• WORK TASK:
Look over the lines below. Report each one that includes the string "details".

[SOURCE MATERIAL Boundary: Start]

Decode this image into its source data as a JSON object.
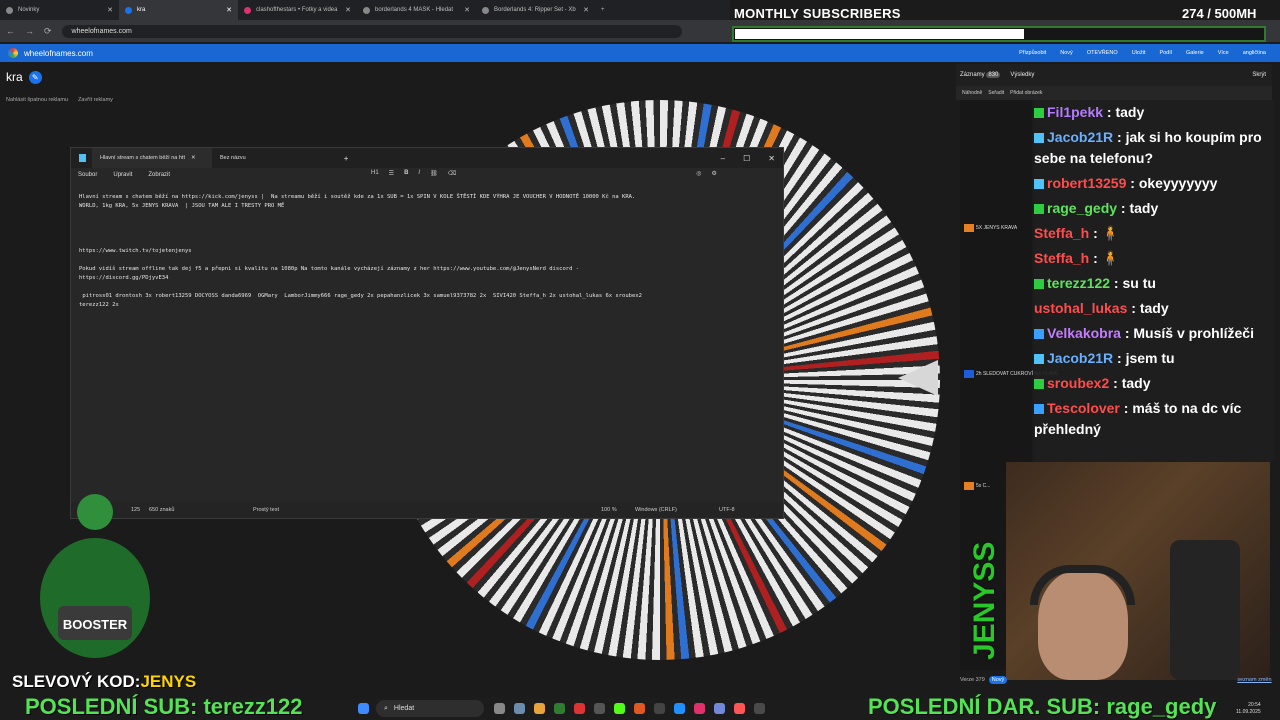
{
  "browser": {
    "tabs": [
      {
        "label": "Novinky"
      },
      {
        "label": "kra"
      },
      {
        "label": "clashofthestars • Fotky a videa"
      },
      {
        "label": "borderlands 4 MASK - Hledat"
      },
      {
        "label": "Borderlands 4: Ripper Set - Xb"
      }
    ],
    "new_tab": "+",
    "url": "wheelofnames.com"
  },
  "site": {
    "brand": "wheelofnames.com",
    "menu": [
      "Přizpůsobit",
      "Nový",
      "OTEVŘENO",
      "Uložit",
      "Podíl",
      "Galerie",
      "Více",
      "angličtina"
    ],
    "wheel_title": "kra",
    "ad_links": [
      "Nahlásit špatnou reklamu",
      "Zavřít reklamy"
    ],
    "entries_tab": "Záznamy",
    "entries_count": "830",
    "results_tab": "Výsledky",
    "hide_label": "Skrýt",
    "sub_actions": [
      "Náhodně",
      "Seřadit",
      "Přidat obrázek"
    ],
    "side_items": [
      "5X JENYS KRAVA",
      "2h SLEDOVAT CUKROVÍ NA HLAVĚ",
      "5x C..."
    ],
    "version": "Verze 379",
    "version_badge": "Nový",
    "changes_link": "seznam změn"
  },
  "overlay": {
    "monthly_title": "MONTHLY SUBSCRIBERS",
    "monthly_count": "274  / 500MH",
    "monthly_progress": 0.548,
    "promo_label": "SLEVOVÝ KOD:",
    "promo_code": "JENYS",
    "last_sub": "POSLEDNÍ SUB: terezz122",
    "last_gift": "POSLEDNÍ DAR. SUB: rage_gedy",
    "streamer_logo": "JENYSS",
    "booster_text": "BOOSTER"
  },
  "notepad": {
    "tabs": [
      "Hlavní stream s chatem běží na htt",
      "Bez názvu"
    ],
    "menu": [
      "Soubor",
      "Upravit",
      "Zobrazit"
    ],
    "heading_tool": "H1",
    "lines": [
      "Hlavní stream s chatem běží na https://kick.com/jenyss |  Na streamu běží i soutěž kde za 1x SUB = 1x SPIN V KOLE ŠTĚSTÍ KDE VÝHRA JE VOUCHER V HODNOTĚ 10000 Kč na KRA.",
      "WORLD, 1kg KRA, 5x JENYS KRAVA  | JSOU TAM ALE I TRESTY PRO MĚ",
      "",
      "",
      "",
      "",
      "https://www.twitch.tv/tojetenjenys",
      "",
      "Pokud vidíš stream offline tak dej f5 a přepni si kvalitu na 1080p Na tomto kanále vycházejí záznamy z her https://www.youtube.com/@JenysNerd discord -",
      "https://discord.gg/PDjyvE34",
      "",
      " pitross01 drontosh 3x robert13259 DOCYOSS danda6969  OGMary  LamborJimmy666 rage_gedy 2x pepahanzlicek 3x samuel9373782 2x  SIVI420 Steffa_h 2x ustohal_lukas 6x sroubex2",
      "terezz122 2x"
    ],
    "status": {
      "pos": "125",
      "chars": "650 znaků",
      "type": "Prostý text",
      "zoom": "100 %",
      "eol": "Windows (CRLF)",
      "enc": "UTF-8"
    }
  },
  "chat": [
    {
      "user": "Fil1pekk",
      "text": " : tady",
      "color": "#b57cff",
      "badge": "#2ecc40"
    },
    {
      "user": "Jacob21R",
      "text": " : jak si ho koupím pro sebe na telefonu?",
      "color": "#6ab0ff",
      "badge": "#4fc3f7"
    },
    {
      "user": "robert13259",
      "text": " : okeyyyyyyy",
      "color": "#ff4d4d",
      "badge": "#4fc3f7"
    },
    {
      "user": "rage_gedy",
      "text": " : tady",
      "color": "#5fe35f",
      "badge": "#2ecc40"
    },
    {
      "user": "Steffa_h",
      "text": " : 🧍",
      "color": "#ff4d4d",
      "badge": ""
    },
    {
      "user": "Steffa_h",
      "text": " : 🧍",
      "color": "#ff4d4d",
      "badge": ""
    },
    {
      "user": "terezz122",
      "text": " : su tu",
      "color": "#5fe35f",
      "badge": "#2ecc40"
    },
    {
      "user": "ustohal_lukas",
      "text": " : tady",
      "color": "#ff4d4d",
      "badge": ""
    },
    {
      "user": "Velkakobra",
      "text": " : Musíš v prohlížeči",
      "color": "#c47cff",
      "badge": "#3aa0ff"
    },
    {
      "user": "Jacob21R",
      "text": " : jsem tu",
      "color": "#6ab0ff",
      "badge": "#4fc3f7"
    },
    {
      "user": "sroubex2",
      "text": " : tady",
      "color": "#ff4d4d",
      "badge": "#2ecc40"
    },
    {
      "user": "Tescolover",
      "text": " : máš to na dc víc přehledný",
      "color": "#ff4d4d",
      "badge": "#3aa0ff"
    }
  ],
  "taskbar": {
    "search": "Hledat",
    "time": "20:54",
    "date": "11.09.2025"
  },
  "icons": [
    "search-icon",
    "windows-start-icon",
    "minimize-icon",
    "maximize-icon",
    "close-icon",
    "pencil-icon",
    "pointer-arrow-icon"
  ],
  "colors": {
    "accent": "#1967d2",
    "ticker": "#53e453",
    "wheel_blue": "#2e6fd1",
    "wheel_orange": "#e07a1f"
  }
}
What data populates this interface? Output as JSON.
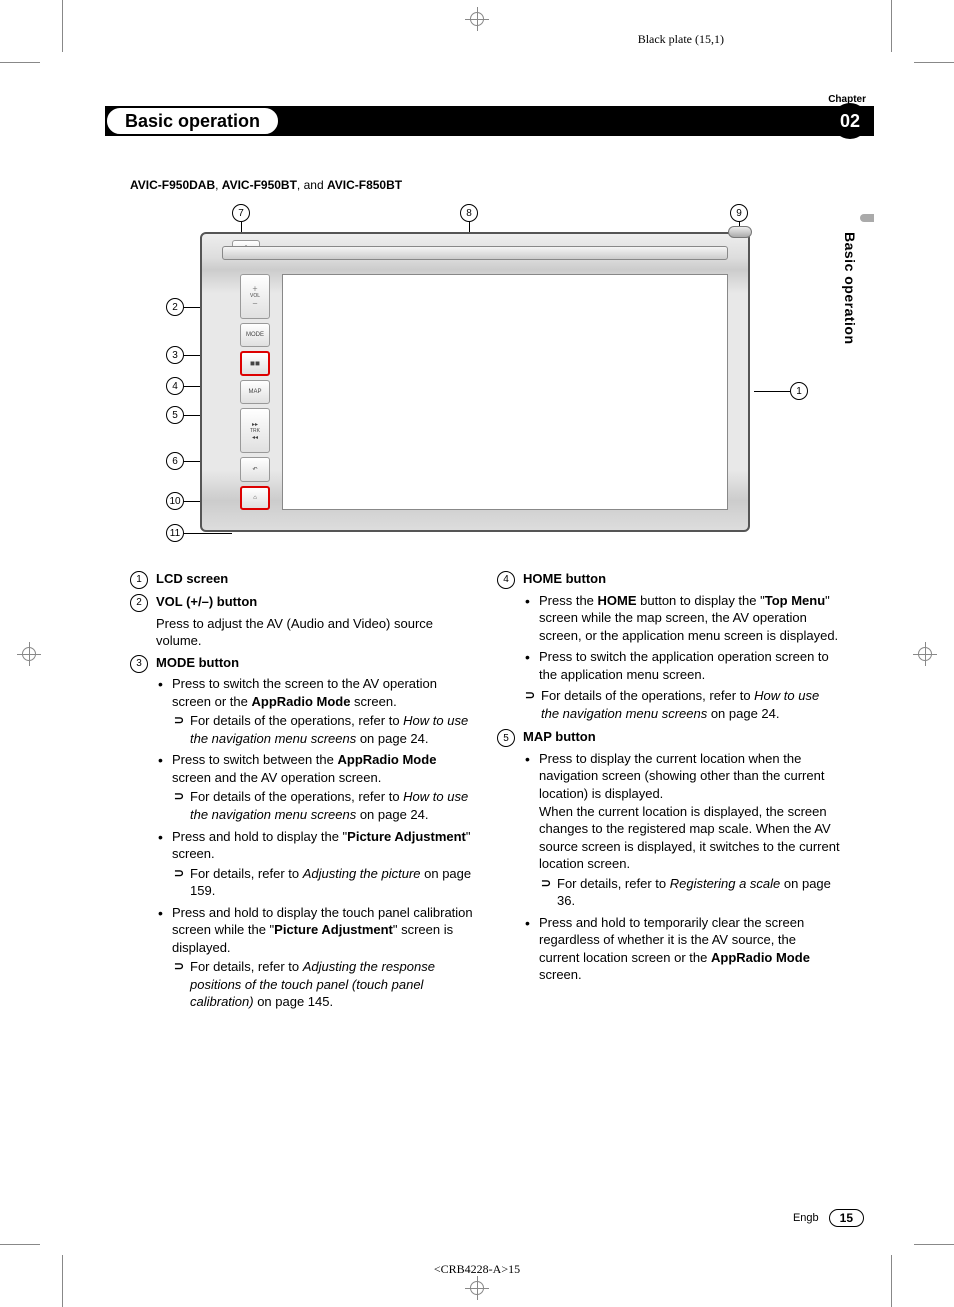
{
  "plate": "Black plate (15,1)",
  "chapter_label": "Chapter",
  "chapter_title": "Basic operation",
  "chapter_number": "02",
  "side_tab_text": "Basic operation",
  "model_line_prefix": "",
  "models": [
    "AVIC-F950DAB",
    "AVIC-F950BT",
    "AVIC-F850BT"
  ],
  "model_joiner_comma": ", ",
  "model_joiner_and": " and ",
  "callouts_top": [
    "7",
    "8",
    "9"
  ],
  "callouts_left": [
    "2",
    "3",
    "4",
    "5",
    "6",
    "10",
    "11"
  ],
  "callout_right": "1",
  "left_col": {
    "i1": {
      "num": "1",
      "title": "LCD screen"
    },
    "i2": {
      "num": "2",
      "title": "VOL (+/–) button",
      "desc": "Press to adjust the AV (Audio and Video) source volume."
    },
    "i3": {
      "num": "3",
      "title": "MODE button",
      "b1_pre": "Press to switch the screen to the AV operation screen or the ",
      "b1_bold": "AppRadio Mode",
      "b1_post": " screen.",
      "b1_ref_pre": "For details of the operations, refer to ",
      "b1_ref_italic": "How to use the navigation menu screens",
      "b1_ref_post": " on page 24.",
      "b2_pre": "Press to switch between the ",
      "b2_bold": "AppRadio Mode",
      "b2_post": " screen and the AV operation screen.",
      "b2_ref_pre": "For details of the operations, refer to ",
      "b2_ref_italic": "How to use the navigation menu screens",
      "b2_ref_post": " on page 24.",
      "b3_pre": "Press and hold to display the \"",
      "b3_bold": "Picture Adjustment",
      "b3_post": "\" screen.",
      "b3_ref_pre": "For details, refer to ",
      "b3_ref_italic": "Adjusting the picture",
      "b3_ref_post": " on page 159.",
      "b4_pre": "Press and hold to display the touch panel calibration screen while the \"",
      "b4_bold": "Picture Adjustment",
      "b4_post": "\" screen is displayed.",
      "b4_ref_pre": "For details, refer to ",
      "b4_ref_italic": "Adjusting the response positions of the touch panel (touch panel calibration)",
      "b4_ref_post": " on page 145."
    }
  },
  "right_col": {
    "i4": {
      "num": "4",
      "title": "HOME button",
      "b1_pre": "Press the ",
      "b1_bold1": "HOME",
      "b1_mid": " button to display the \"",
      "b1_bold2": "Top Menu",
      "b1_post": "\" screen while the map screen, the AV operation screen, or the application menu screen is displayed.",
      "b2": "Press to switch the application operation screen to the application menu screen.",
      "ref_pre": "For details of the operations, refer to ",
      "ref_italic": "How to use the navigation menu screens",
      "ref_post": " on page 24."
    },
    "i5": {
      "num": "5",
      "title": "MAP button",
      "b1": "Press to display the current location when the navigation screen (showing other than the current location) is displayed.",
      "b1b": "When the current location is displayed, the screen changes to the registered map scale. When the AV source screen is displayed, it switches to the current location screen.",
      "b1_ref_pre": "For details, refer to ",
      "b1_ref_italic": "Registering a scale",
      "b1_ref_post": " on page 36.",
      "b2_pre": "Press and hold to temporarily clear the screen regardless of whether it is the AV source, the current location screen or the ",
      "b2_bold": "AppRadio Mode",
      "b2_post": " screen."
    }
  },
  "footer_lang": "Engb",
  "footer_page": "15",
  "footer_code": "<CRB4228-A>15"
}
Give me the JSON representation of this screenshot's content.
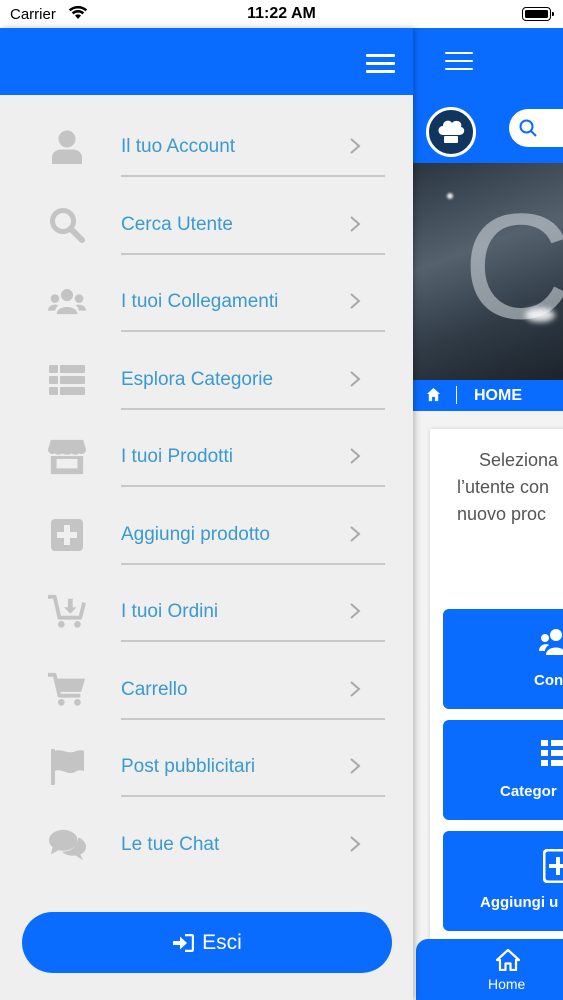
{
  "status_bar": {
    "carrier": "Carrier",
    "time": "11:22 AM"
  },
  "colors": {
    "primary": "#0a6cff",
    "menu_text": "#3a9ad0",
    "icon_gray": "#c4c4c4",
    "drawer_bg": "#efefef"
  },
  "drawer": {
    "menu_icon": "hamburger-icon",
    "items": [
      {
        "label": "Il tuo Account",
        "icon": "user-icon"
      },
      {
        "label": "Cerca Utente",
        "icon": "search-icon"
      },
      {
        "label": "I tuoi Collegamenti",
        "icon": "users-icon"
      },
      {
        "label": "Esplora Categorie",
        "icon": "list-icon"
      },
      {
        "label": "I tuoi Prodotti",
        "icon": "store-icon"
      },
      {
        "label": "Aggiungi prodotto",
        "icon": "plus-square-icon"
      },
      {
        "label": "I tuoi Ordini",
        "icon": "cart-download-icon"
      },
      {
        "label": "Carrello",
        "icon": "cart-icon"
      },
      {
        "label": "Post pubblicitari",
        "icon": "flag-icon"
      },
      {
        "label": "Le tue Chat",
        "icon": "comments-icon"
      }
    ],
    "logout_label": "Esci"
  },
  "app": {
    "breadcrumb_label": "HOME",
    "intro_lines": [
      "Seleziona",
      "l’utente con",
      "nuovo proc"
    ],
    "tiles": [
      {
        "label": "Con",
        "icon": "users-icon"
      },
      {
        "label": "Categor",
        "icon": "list-icon"
      },
      {
        "label": "Aggiungi u",
        "icon": "plus-square-icon"
      }
    ],
    "bottom_tab_label": "Home"
  }
}
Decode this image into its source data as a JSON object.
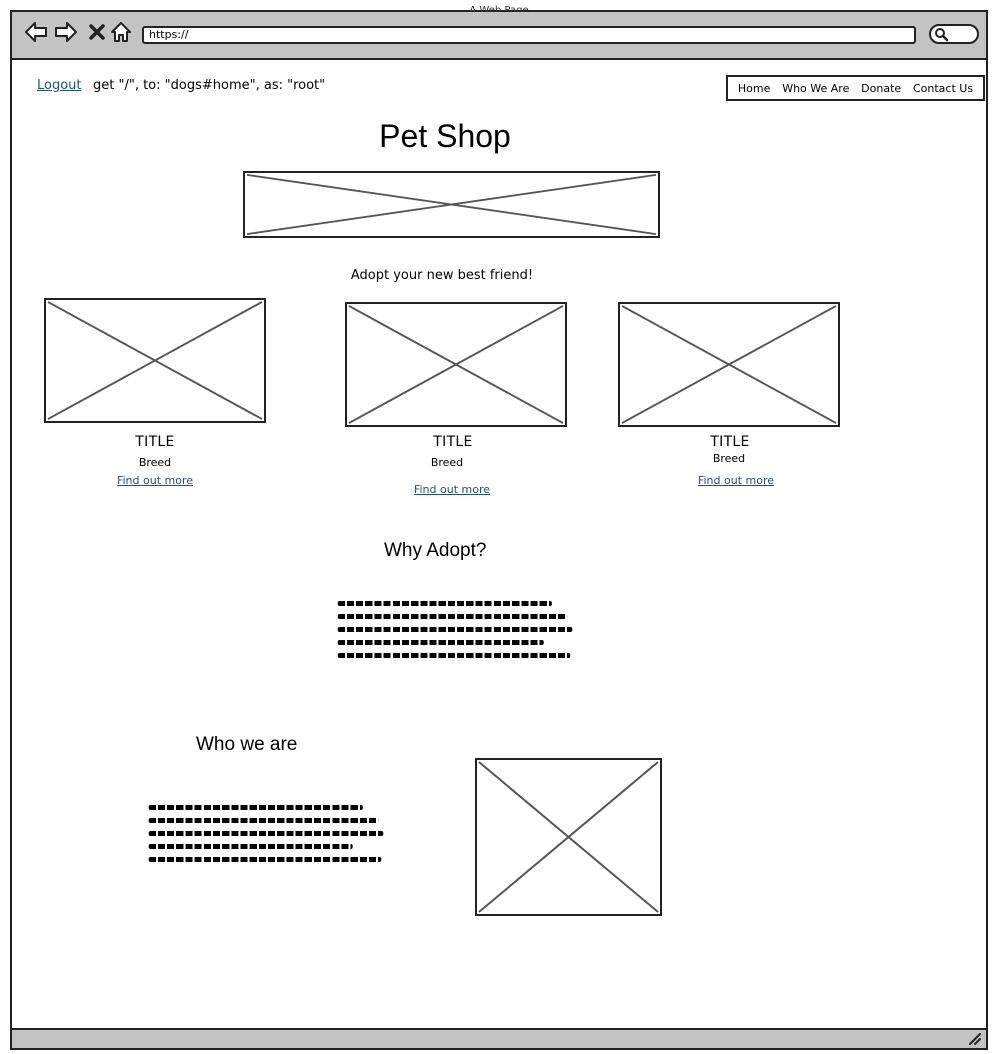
{
  "window": {
    "title": "A Web Page",
    "address": "https://"
  },
  "header": {
    "logout_label": "Logout",
    "route_text": "get \"/\", to: \"dogs#home\", as: \"root\""
  },
  "nav": {
    "items": [
      {
        "label": "Home"
      },
      {
        "label": "Who We Are"
      },
      {
        "label": "Donate"
      },
      {
        "label": "Contact Us"
      }
    ]
  },
  "main": {
    "title": "Pet Shop",
    "tagline": "Adopt your new best friend!",
    "cards": [
      {
        "title": "TITLE",
        "breed": "Breed",
        "link": "Find out more"
      },
      {
        "title": "TITLE",
        "breed": "Breed",
        "link": "Find out more"
      },
      {
        "title": "TITLE",
        "breed": "Breed",
        "link": "Find out more"
      }
    ],
    "why_adopt": {
      "title": "Why Adopt?"
    },
    "who_we_are": {
      "title": "Who we are"
    }
  },
  "icons": {
    "back": "back-arrow-icon",
    "forward": "forward-arrow-icon",
    "stop": "close-icon",
    "home": "home-icon",
    "search": "search-icon"
  }
}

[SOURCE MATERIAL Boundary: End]

• RESULT:
      "b1_ref_pre": "For details of the operations, refer to ",
      "b2_ref_pre": "For details of the operations, refer to ",
      "b3_ref_pre": "For details, refer to ",
      "b4_ref_pre": "For details, refer to ",
      "ref_pre": "For details of the operations, refer to ",
      "b1_ref_pre": "For details, refer to ",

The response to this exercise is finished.